Medicaid Case Management in Wisconsin

                                                Jon S. Matthew
                                                 August, 2004
I.  A framework for case management
            A.  Purpose of case management
                        1.  Promote group process --Bringing people together to do as a group what they cannot do as well individually
                        2.  Expanding the vision:  go beyond ad hoc, go beyond conventional approaches, go beyond doctrinaire approaches, go beyond using 
                              available resources
                        3.  Create intellectual, emotional, and environmental resources for the child
                        4.  Seek alignments and opportunities for concerted action that are meaningfully related to the child’s behavior
                        5.  Focus on strengths while working on weaknesses
                        6.  Make the plan a living working document and make it comprehensive
                        7.  Make people accountable to one another through connections
            B.  Models of case management
                        1.  The ecological view:  structure, pattern, process
                        2.  Dimensional approach: connections on the team, connections within and among agencies, connections between formal and 
                             informal providers, connections with the child, moral and ethical values                          
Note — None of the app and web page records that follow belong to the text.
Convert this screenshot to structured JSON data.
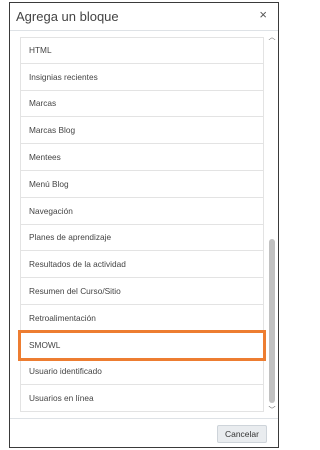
{
  "modal": {
    "title": "Agrega un bloque",
    "close_symbol": "×"
  },
  "blocks": [
    {
      "label": "HTML"
    },
    {
      "label": "Insignias recientes"
    },
    {
      "label": "Marcas"
    },
    {
      "label": "Marcas Blog"
    },
    {
      "label": "Mentees"
    },
    {
      "label": "Menú Blog"
    },
    {
      "label": "Navegación"
    },
    {
      "label": "Planes de aprendizaje"
    },
    {
      "label": "Resultados de la actividad"
    },
    {
      "label": "Resumen del Curso/Sitio"
    },
    {
      "label": "Retroalimentación"
    },
    {
      "label": "SMOWL",
      "highlighted": true
    },
    {
      "label": "Usuario identificado"
    },
    {
      "label": "Usuarios en línea"
    }
  ],
  "footer": {
    "cancel_label": "Cancelar"
  },
  "colors": {
    "highlight": "#ed7d31",
    "border": "#3a3a3a"
  }
}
                        3.  Available resources and levels of integration
                                    a.  rationing
                                    b.  matching needs with interventions
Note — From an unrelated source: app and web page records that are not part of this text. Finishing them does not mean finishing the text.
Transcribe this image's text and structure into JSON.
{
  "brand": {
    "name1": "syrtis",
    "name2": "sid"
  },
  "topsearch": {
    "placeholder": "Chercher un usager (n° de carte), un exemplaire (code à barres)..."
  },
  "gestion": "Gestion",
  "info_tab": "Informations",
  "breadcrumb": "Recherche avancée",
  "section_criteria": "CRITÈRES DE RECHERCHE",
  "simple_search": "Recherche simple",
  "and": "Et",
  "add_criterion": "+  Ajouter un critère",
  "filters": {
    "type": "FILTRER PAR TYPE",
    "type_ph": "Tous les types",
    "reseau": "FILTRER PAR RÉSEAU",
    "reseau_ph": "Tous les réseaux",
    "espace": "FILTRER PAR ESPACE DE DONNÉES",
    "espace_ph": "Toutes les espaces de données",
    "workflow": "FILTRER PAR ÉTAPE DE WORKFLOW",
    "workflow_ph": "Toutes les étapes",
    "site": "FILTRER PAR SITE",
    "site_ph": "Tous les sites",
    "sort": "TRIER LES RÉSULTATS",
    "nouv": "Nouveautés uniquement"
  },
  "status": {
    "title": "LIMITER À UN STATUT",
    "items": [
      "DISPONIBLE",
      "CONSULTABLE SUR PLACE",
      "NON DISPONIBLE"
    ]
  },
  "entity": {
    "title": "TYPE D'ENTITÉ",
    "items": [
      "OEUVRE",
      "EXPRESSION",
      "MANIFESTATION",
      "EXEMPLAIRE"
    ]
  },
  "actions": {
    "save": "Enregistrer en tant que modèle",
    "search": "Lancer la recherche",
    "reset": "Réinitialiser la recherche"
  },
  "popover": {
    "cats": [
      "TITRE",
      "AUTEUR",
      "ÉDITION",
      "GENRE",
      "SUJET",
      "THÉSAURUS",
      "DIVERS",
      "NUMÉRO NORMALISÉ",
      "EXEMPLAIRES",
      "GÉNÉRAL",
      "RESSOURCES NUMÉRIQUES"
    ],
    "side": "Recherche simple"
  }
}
                                    c.  “breaking through” bureaucratic red tape
                                    d.  developing resources and then coordinating them
                        4.  Comparison of brokering model with active community treatment model
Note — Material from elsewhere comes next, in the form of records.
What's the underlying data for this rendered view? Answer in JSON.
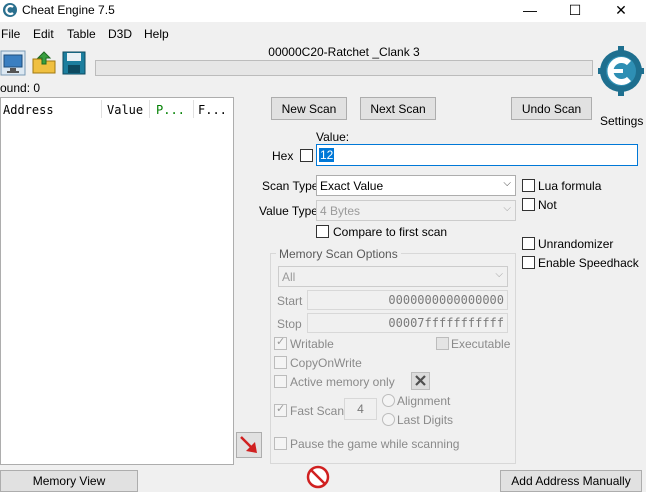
{
  "window": {
    "title": "Cheat Engine 7.5",
    "minimize": "—",
    "maximize": "☐",
    "close": "✕"
  },
  "menu": [
    "File",
    "Edit",
    "Table",
    "D3D",
    "Help"
  ],
  "process_title": "00000C20-Ratchet _Clank 3",
  "found_label": "ound: 0",
  "list_columns": [
    "Address",
    "Value",
    "P...",
    "F..."
  ],
  "buttons": {
    "new_scan": "New Scan",
    "next_scan": "Next Scan",
    "undo_scan": "Undo Scan",
    "settings": "Settings"
  },
  "value_label": "Value:",
  "hex_label": "Hex",
  "value_input": "12",
  "scan_type": {
    "label": "Scan Type",
    "selected": "Exact Value"
  },
  "value_type": {
    "label": "Value Type",
    "selected": "4 Bytes"
  },
  "compare_first": "Compare to first scan",
  "right_options": {
    "lua_formula": "Lua formula",
    "not": "Not",
    "unrandomizer": "Unrandomizer",
    "enable_speedhack": "Enable Speedhack"
  },
  "memory_scan": {
    "title": "Memory Scan Options",
    "region": "All",
    "start_label": "Start",
    "start_value": "0000000000000000",
    "stop_label": "Stop",
    "stop_value": "00007fffffffffff",
    "writable": "Writable",
    "executable": "Executable",
    "copy_on_write": "CopyOnWrite",
    "active_memory_only": "Active memory only",
    "fast_scan": "Fast Scan",
    "fast_scan_value": "4",
    "alignment": "Alignment",
    "last_digits": "Last Digits",
    "pause_game": "Pause the game while scanning"
  },
  "bottom": {
    "memory_view": "Memory View",
    "add_address": "Add Address Manually"
  },
  "colors": {
    "accent": "#0078d7",
    "green_column": "#008000",
    "arrow_red": "#d02020"
  }
}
            C.   Medicaid model of case management
                        1.  Purpose
                        2.  Design:  structure, pattern, process
                        3.  Structural features
                        4.  Patterns of activity
                        5.  Process of creating and sustaining actions
II.  Connection of the Medicaid model to integrated services
            A.  Medicaid case management as a support for integrated services
                        1.  Promotes a “systems” approach
                        2.  Supports the values and principles of integrated services
                        3.  Compatible with a strength-based approach
                        4.  Applicable to the team approach
                        5.  Reinforces system change
                        6.  Brings together formal and informal support systems (VOA)
                        7.  Increases funding for integrated services
            E.  Medicaid case management weaknesses in the state of Wisconsin
                        1.  Conflict with Title IV-E
                        2.  Minimalist interpretations of purpose
                        3.  “Lone ranger” case managers
                        4.  Guidelines and requirements are complex and often arcane
                        5.  County departments often cut corners
III.  Child welfare, Medicaid case management, and integrated services
            A.  Child welfare worker serving as Medicaid case manager
                        1.  Traditionally performed many of the same functions
                        2.  Gaps in child welfare worker training
                        3.  Limitations induced by the court perspective
                        4.  Operational definitions of Medicaid covered activities and Title IV-E activities
            B.  The odd couple:  State as “billing provider” and county as “performing provider”
                        1.  Strange dilemmas
                        2.  Two different billing systems:  the state RMTS and fee-for-service
                        3.  Are the federal dollars being maximized and distributed equitably
            C.  Impact on integrated services
                        1.  Enrolled children are often in the child welfare system
                        2.  Court orders and integrated services
                        3.  Impact of the Court bureaucracy
IV.   Operating a Medicaid case management service in Wisconsin
            A.  Credentialing case managers
            B.  Setting up authorization procedures
            C.  Case management progression
            D.  Linking assessment, plan, and ongoing activities
            E.  Covered services
            F.  Non-covered services
            G.  Employee time-keeping
            H.  Linking program operations with fiscal operations
            I.  Training new workers
            J.  Tracking program operations
            K.  Doing triage
            L.  Using professional service coordinators
            M.  Maintaining records
            N.  Monitoring compliance with WMAP requirements